1st Sunday After Epiphany, January 10, 2021
– Mark 1:4-11
– The Reverend Dr. Arnold Isidore Thomas –
This first Sunday following Epiphany has me thinking a lot about John the Baptist as the necessary forerunner to Christ, crying out in the wilderness, “Prepare the way of the Lord.” (Mark 1:3)
Most likely, John did not see himself in the way that religious leaders of his day suspected he might – as the reincarnation of Elijah, the prophet Israel anticipated would return to announce the coming of the Messiah (John 1:21) We are not even sure if he was aware of Jesus, though some biblical scholars suggest that he might have been among the followers of John who stood out from the rest. Nonetheless, John believed that someone greater than he would take up his mantle and fulfill his expectations.
In high school I participated in a four-person championship relay team in which the last person was regarded as the fastest among us. I was the third-person or leg of that team. Interestingly enough, the fastest person’s last name was Prophet. It was my role, along with that of the other forerunners, to prepare the way by running fast enough for Donnie Prophet to win the race. And while, clearly, Prophet was the fastest among us, we all knew that a team effort was required to create the conditions for Prophet to win the race for the entire team.
In a way, John the Baptist acknowledged that he had to continue the pace set by forerunners and create the conditions for Christ to win and save the human race.
“After me,” he said, “there is one mightier than I whose sandals I am not fit to stoop down and untie.” (Mark 1:7) Here John is referencing the act by which household slaves remove the sandals of those they serve and wash the dirt and dust from their feet before entering their homes. This act of humility Jesus assumed when, at the Last Supper, he washed the feet of his disciples (John 14:5), signifying the servant leadership he advocated, and stressing that those who came after him would do greater things than he; for through the holy spirit, just as God dwelt in him, God would dwell and make a home in them (John 14:23), and in you.
So, what both Jesus and John were saying was that the anointing presence of God does not stop with them, but enables those who come after them, in greater voices and numbers, to further the vision and cause and realm of God.
People of God, the events of this past week during which a mob, incited by the false claims and accusation of the president and encouraged by his rhetoric, attempted to overthrow our nation’s democracy. Brandishing Confederate and Trump flags and signs demonizing those they opposed, they staged an act of insurrection and treason in support of one whose only concern was to heal is humiliated ego. He was their messiah for whom they were willing to die. And four supporters died because of him.
What was his vision for America? It was a vision that centered about him and no one after or beyond him. And as Christians who follow the servant leader and Shepherd Christ, we must not be fooled by this demagogy.

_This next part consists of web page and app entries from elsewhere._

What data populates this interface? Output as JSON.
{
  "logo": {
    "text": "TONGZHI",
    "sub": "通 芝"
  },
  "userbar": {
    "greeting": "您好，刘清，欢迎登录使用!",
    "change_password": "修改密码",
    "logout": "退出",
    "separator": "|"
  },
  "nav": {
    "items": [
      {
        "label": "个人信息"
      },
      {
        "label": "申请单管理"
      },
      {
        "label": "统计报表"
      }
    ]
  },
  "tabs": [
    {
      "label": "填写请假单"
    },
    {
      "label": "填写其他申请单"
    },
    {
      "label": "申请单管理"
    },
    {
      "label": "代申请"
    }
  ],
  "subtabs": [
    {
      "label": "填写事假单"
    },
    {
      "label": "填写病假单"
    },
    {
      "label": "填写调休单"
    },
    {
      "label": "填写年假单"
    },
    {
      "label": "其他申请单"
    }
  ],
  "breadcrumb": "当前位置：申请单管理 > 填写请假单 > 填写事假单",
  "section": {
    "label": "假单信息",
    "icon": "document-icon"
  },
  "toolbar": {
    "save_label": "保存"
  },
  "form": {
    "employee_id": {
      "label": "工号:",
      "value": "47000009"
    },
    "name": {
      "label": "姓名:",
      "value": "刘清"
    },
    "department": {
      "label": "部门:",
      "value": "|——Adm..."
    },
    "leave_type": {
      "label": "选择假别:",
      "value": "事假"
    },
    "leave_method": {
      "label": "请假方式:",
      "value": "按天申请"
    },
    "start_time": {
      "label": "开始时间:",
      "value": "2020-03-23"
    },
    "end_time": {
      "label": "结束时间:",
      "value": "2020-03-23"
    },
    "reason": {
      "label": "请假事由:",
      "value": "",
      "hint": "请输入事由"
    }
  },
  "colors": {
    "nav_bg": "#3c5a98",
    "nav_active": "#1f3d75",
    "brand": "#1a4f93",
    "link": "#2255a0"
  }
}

I anticipate that if no decisive action is taken against this act of sedition, there will be a third national party created by Donald Trump and Steve Bannon that splinters the Republican party, urging us more so as followers of Christ to choose the ones we wish to come after us.
The way of the Lord must transform the way of the world. Like runners in a relay race, Christ has given the Holy Spirit to each of us and every generation as a baton of God’s presence and power of compassionate justice with which we are to run the course of our lives and then hand off to future generations to win and save the human race.

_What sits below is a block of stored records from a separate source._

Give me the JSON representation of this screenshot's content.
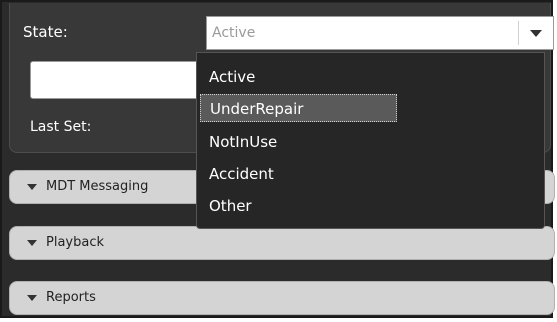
{
  "state_field": {
    "label": "State:",
    "selected_value": "Active",
    "options": [
      "Active",
      "UnderRepair",
      "NotInUse",
      "Accident",
      "Other"
    ],
    "highlighted_option": "UnderRepair"
  },
  "text_field": {
    "value": ""
  },
  "last_set": {
    "label": "Last Set:"
  },
  "sections": [
    {
      "label": "MDT Messaging"
    },
    {
      "label": "Playback"
    },
    {
      "label": "Reports"
    }
  ],
  "colors": {
    "panel_background": "#383838",
    "frame_background": "#2b2b2b",
    "dropdown_background": "#262626",
    "selected_option_background": "#5a5a5a",
    "accordion_background": "#d4d4d4",
    "placeholder_text": "#9a9a9a"
  },
  "icons": {
    "select_arrow": "chevron-down-icon",
    "section_caret": "caret-down-icon"
  }
}
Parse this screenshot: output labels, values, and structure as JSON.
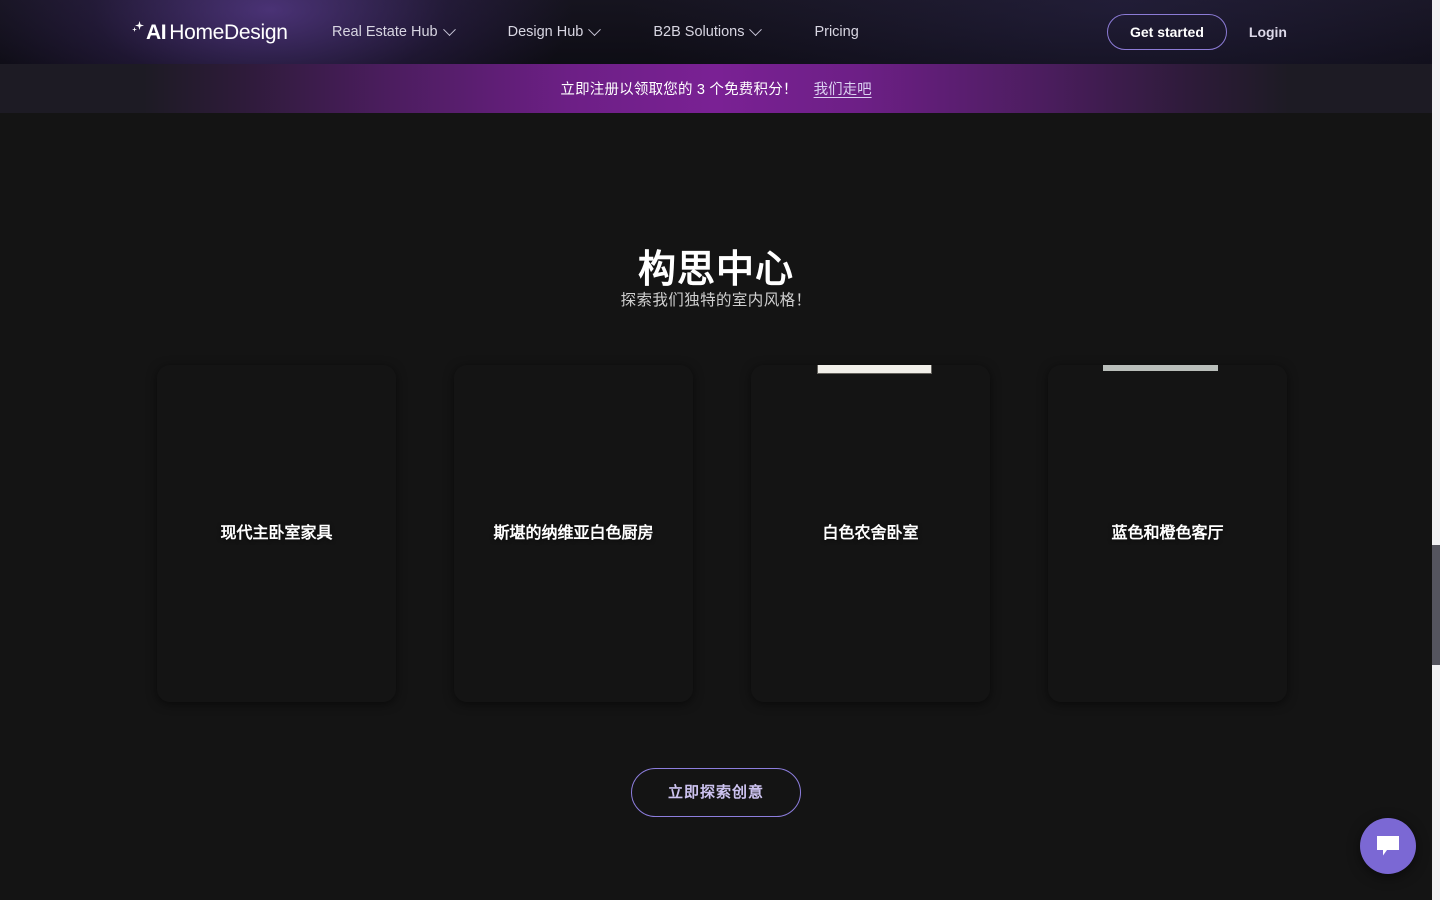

And if you are bold enough to grab hold of that baton, do so at the urging of the Prophet Isaiah.
“Have you not known?” he said, “Have you not heard? The Lord is an everlasting God, the Creator of the ends of the earth, who does not faint or grow weary; whose understanding is unsearchable; who gives power to the faint, and strengthens the powerless. Even youth will faint and be weary, and the young will fall exhausted. But those who wait on the Lord shall renew their strength. They shall mount up with wings like eagles. They shall run and not grow weary; they shall walk and not faint.” (40:28-31) Amen.